### HOW TO COMPLETE THIS TASK
What is the number of lines in the listing below that contain the string "icon"? Give that number only.

::::

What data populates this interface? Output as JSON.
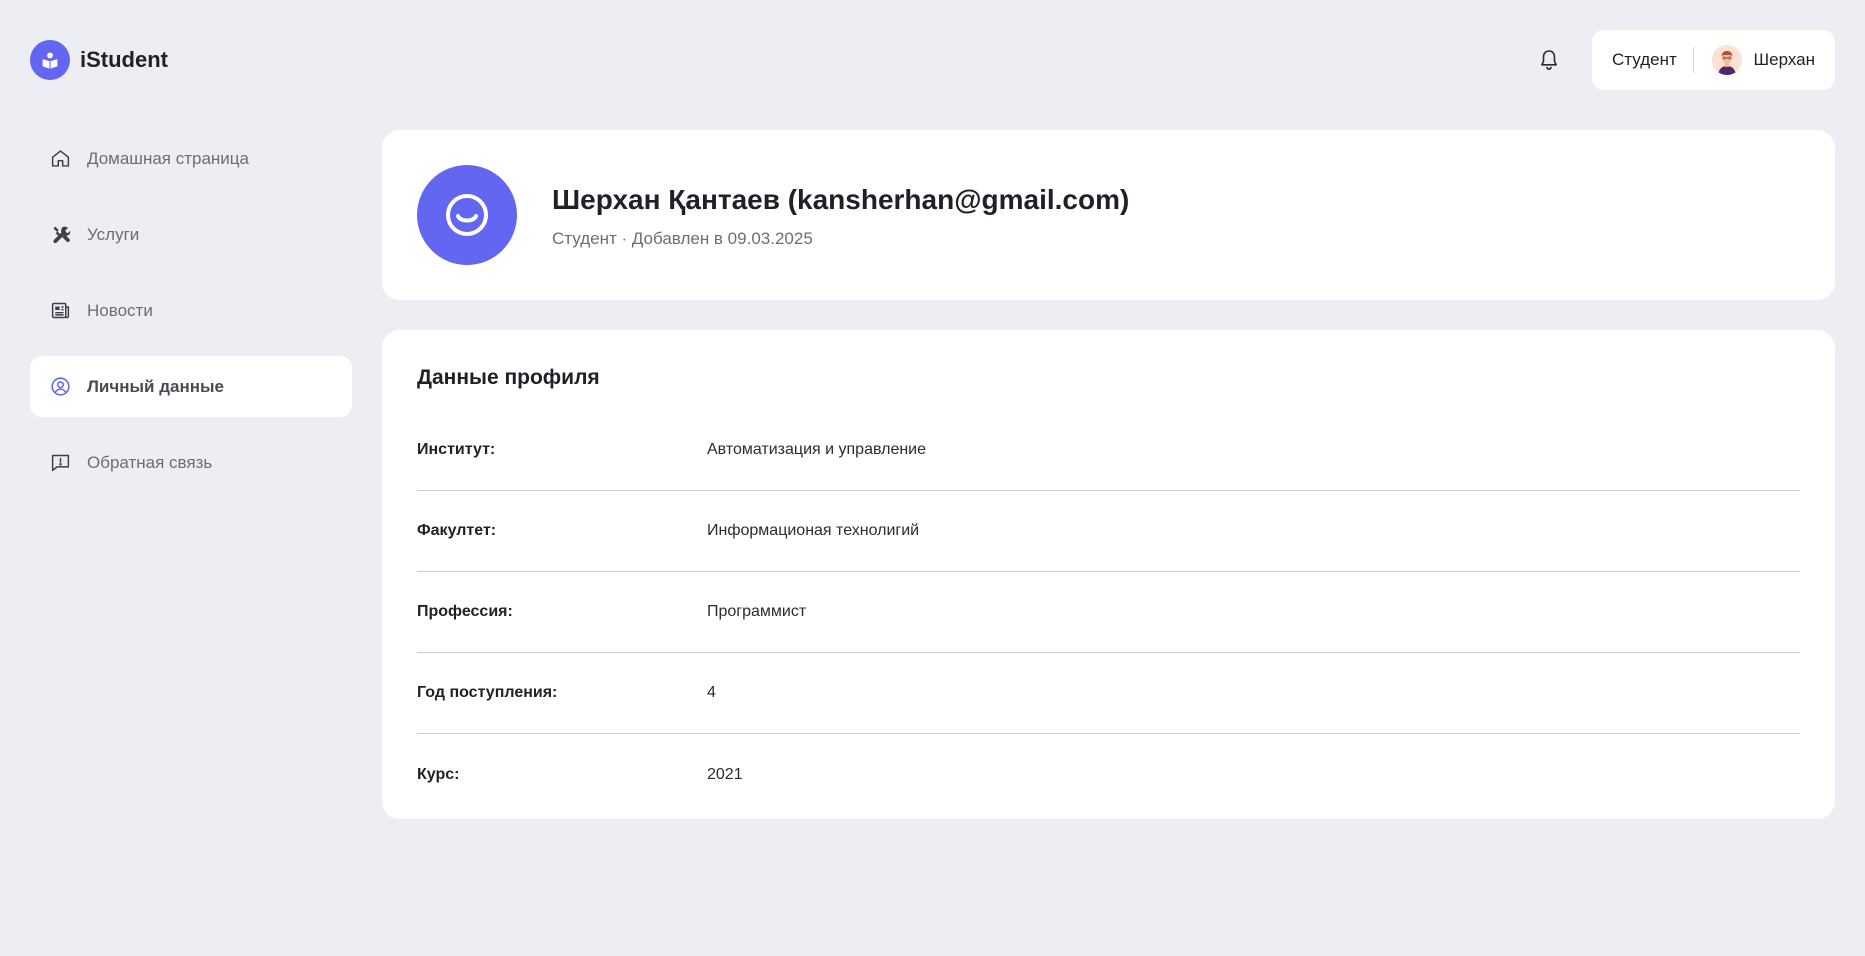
{
  "app": {
    "name": "iStudent"
  },
  "header": {
    "role": "Студент",
    "user_name": "Шерхан"
  },
  "sidebar": {
    "items": [
      {
        "label": "Домашная страница",
        "icon": "home-icon",
        "active": false
      },
      {
        "label": "Услуги",
        "icon": "tools-icon",
        "active": false
      },
      {
        "label": "Новости",
        "icon": "news-icon",
        "active": false
      },
      {
        "label": "Личный данные",
        "icon": "user-circle-icon",
        "active": true
      },
      {
        "label": "Обратная связь",
        "icon": "feedback-icon",
        "active": false
      }
    ]
  },
  "profile": {
    "full_name": "Шерхан Қантаев (kansherhan@gmail.com)",
    "subline": "Студент · Добавлен в 09.03.2025"
  },
  "profile_data": {
    "title": "Данные профиля",
    "rows": [
      {
        "label": "Институт:",
        "value": "Автоматизация и управление"
      },
      {
        "label": "Факултет:",
        "value": "Информационая технолигий"
      },
      {
        "label": "Профессия:",
        "value": "Программист"
      },
      {
        "label": "Год поступления:",
        "value": "4"
      },
      {
        "label": "Курс:",
        "value": "2021"
      }
    ]
  },
  "colors": {
    "accent": "#6366f1",
    "background": "#eceef3",
    "card": "#ffffff"
  }
}
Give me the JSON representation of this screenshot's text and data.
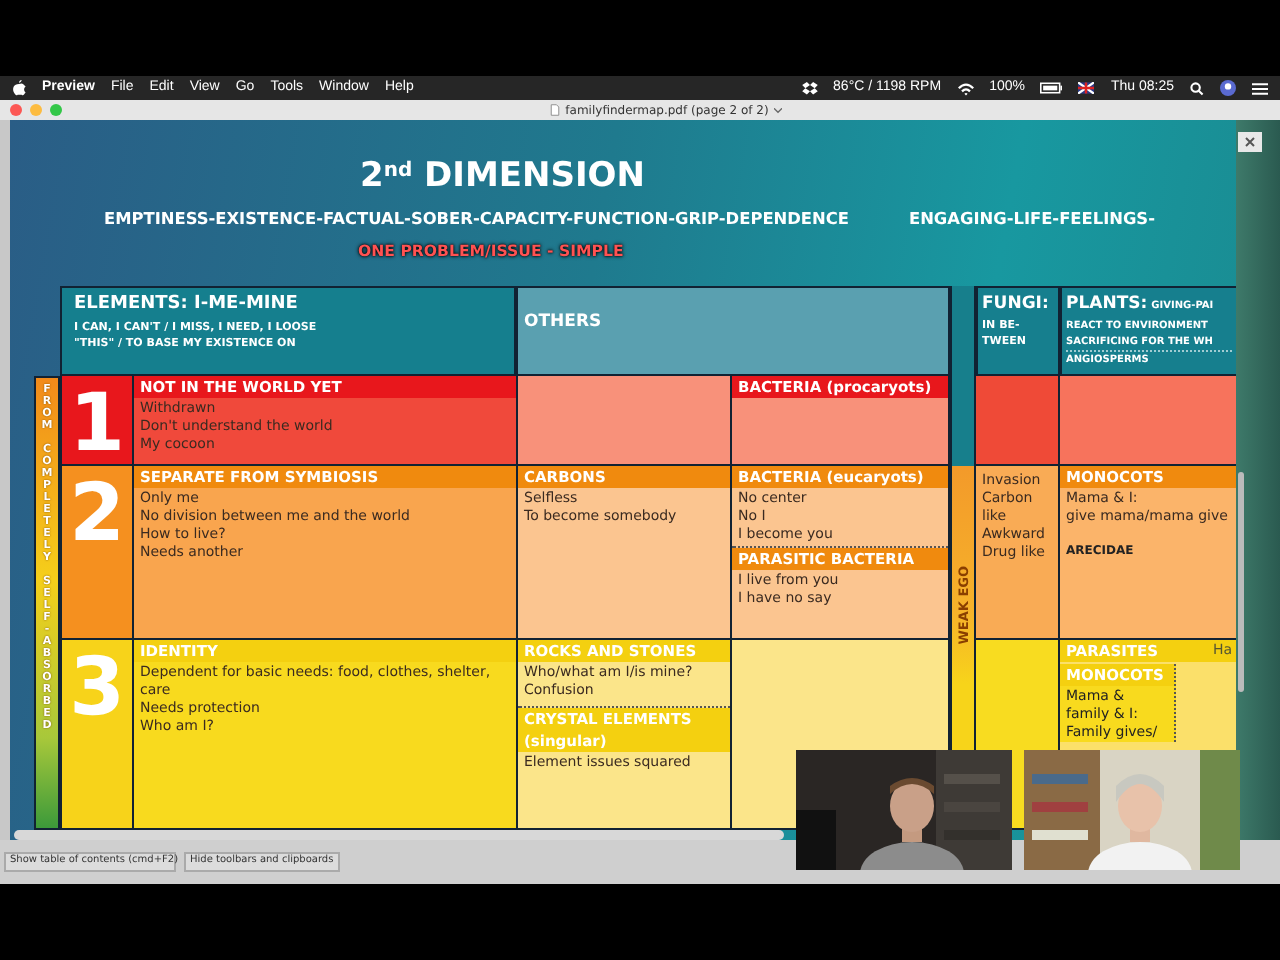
{
  "menubar": {
    "app": "Preview",
    "menus": [
      "File",
      "Edit",
      "View",
      "Go",
      "Tools",
      "Window",
      "Help"
    ],
    "sensors": "86°C / 1198 RPM",
    "battery": "100%",
    "clock": "Thu 08:25"
  },
  "window": {
    "title": "familyfindermap.pdf (page 2 of 2)"
  },
  "document": {
    "title": "2$^{nd}$ DIMENSION",
    "subtitles": [
      "EMPTINESS-EXISTENCE-FACTUAL-SOBER-CAPACITY-FUNCTION-GRIP-DEPENDENCE",
      "ENGAGING-LIFE-FEELINGS-"
    ],
    "tagline": "ONE PROBLEM/ISSUE - SIMPLE",
    "table": {
      "side_label": "FROM COMPLETELY SELF-ABSORBED",
      "weak_label": "WEAK EGO",
      "headers": [
        {
          "title": "ELEMENTS: I-ME-MINE",
          "lines": [
            "I CAN, I CAN'T / I MISS, I NEED, I LOOSE",
            "\"THIS\" / TO BASE MY EXISTENCE ON"
          ]
        },
        {
          "title": "OTHERS"
        },
        {
          "title": "FUNGI:",
          "lines": [
            "IN BE-",
            "TWEEN"
          ]
        },
        {
          "title": "PLANTS:",
          "note": "GIVING-PAI",
          "lines": [
            "REACT TO ENVIRONMENT",
            "SACRIFICING FOR THE WH"
          ],
          "sub": "ANGIOSPERMS"
        }
      ],
      "rows": [
        {
          "number": "1",
          "elements": {
            "heading": "NOT IN THE WORLD YET",
            "lines": [
              "Withdrawn",
              "Don't understand the world",
              "My cocoon"
            ]
          },
          "others_a": [],
          "others_b": [
            {
              "heading": "BACTERIA (procaryots)"
            }
          ],
          "fungi": [],
          "plants": []
        },
        {
          "number": "2",
          "elements": {
            "heading": "SEPARATE FROM SYMBIOSIS",
            "lines": [
              "Only me",
              "No division between me and the world",
              "How to live?",
              "Needs another"
            ]
          },
          "others_a": [
            {
              "heading": "CARBONS",
              "lines": [
                "Selfless",
                "To become somebody"
              ]
            }
          ],
          "others_b": [
            {
              "heading": "BACTERIA (eucaryots)",
              "lines": [
                "No center",
                "No I",
                "I become you"
              ]
            },
            {
              "heading": "PARASITIC BACTERIA",
              "lines": [
                "I live from you",
                "I have no say"
              ]
            }
          ],
          "fungi": [
            "Invasion",
            "Carbon like",
            "Awkward",
            "Drug like"
          ],
          "plants": [
            {
              "kind": "band",
              "heading": "MONOCOTS",
              "lines": [
                "Mama & I:",
                "give mama/mama give"
              ]
            },
            {
              "kind": "subheading",
              "heading": "ARECIDAE"
            }
          ]
        },
        {
          "number": "3",
          "elements": {
            "heading": "IDENTITY",
            "lines": [
              "Dependent for basic needs: food, clothes, shelter, care",
              "Needs protection",
              "Who am I?"
            ]
          },
          "others_a": [
            {
              "heading": "ROCKS AND STONES",
              "lines": [
                "Who/what am I/is mine?",
                "Confusion"
              ]
            },
            {
              "heading": "CRYSTAL ELEMENTS (singular)",
              "lines": [
                "Element issues squared"
              ]
            }
          ],
          "others_b": [],
          "fungi": [],
          "plants": [
            {
              "kind": "band",
              "heading": "PARASITES",
              "note": "Ha"
            },
            {
              "kind": "narrow",
              "heading": "MONOCOTS",
              "lines": [
                "Mama &",
                "family & I:",
                "Family gives/"
              ]
            }
          ]
        }
      ]
    }
  },
  "footer": {
    "buttons": [
      "Show table of contents (cmd+F2)",
      "Hide toolbars and clipboards"
    ]
  }
}
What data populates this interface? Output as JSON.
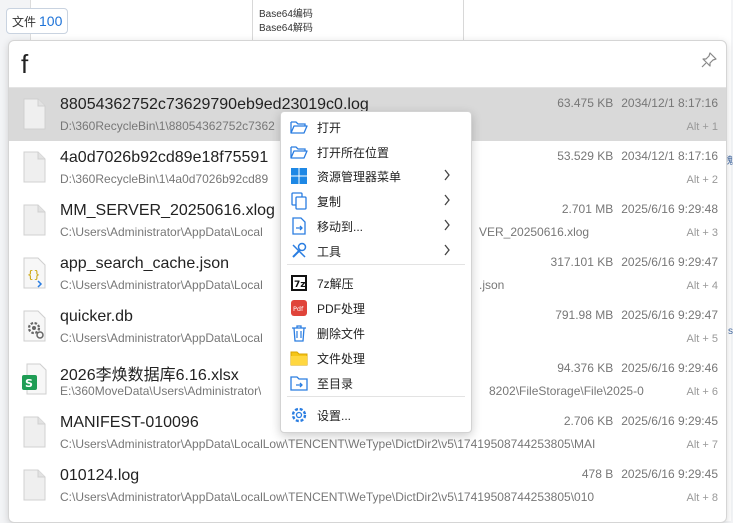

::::

### RESULT
5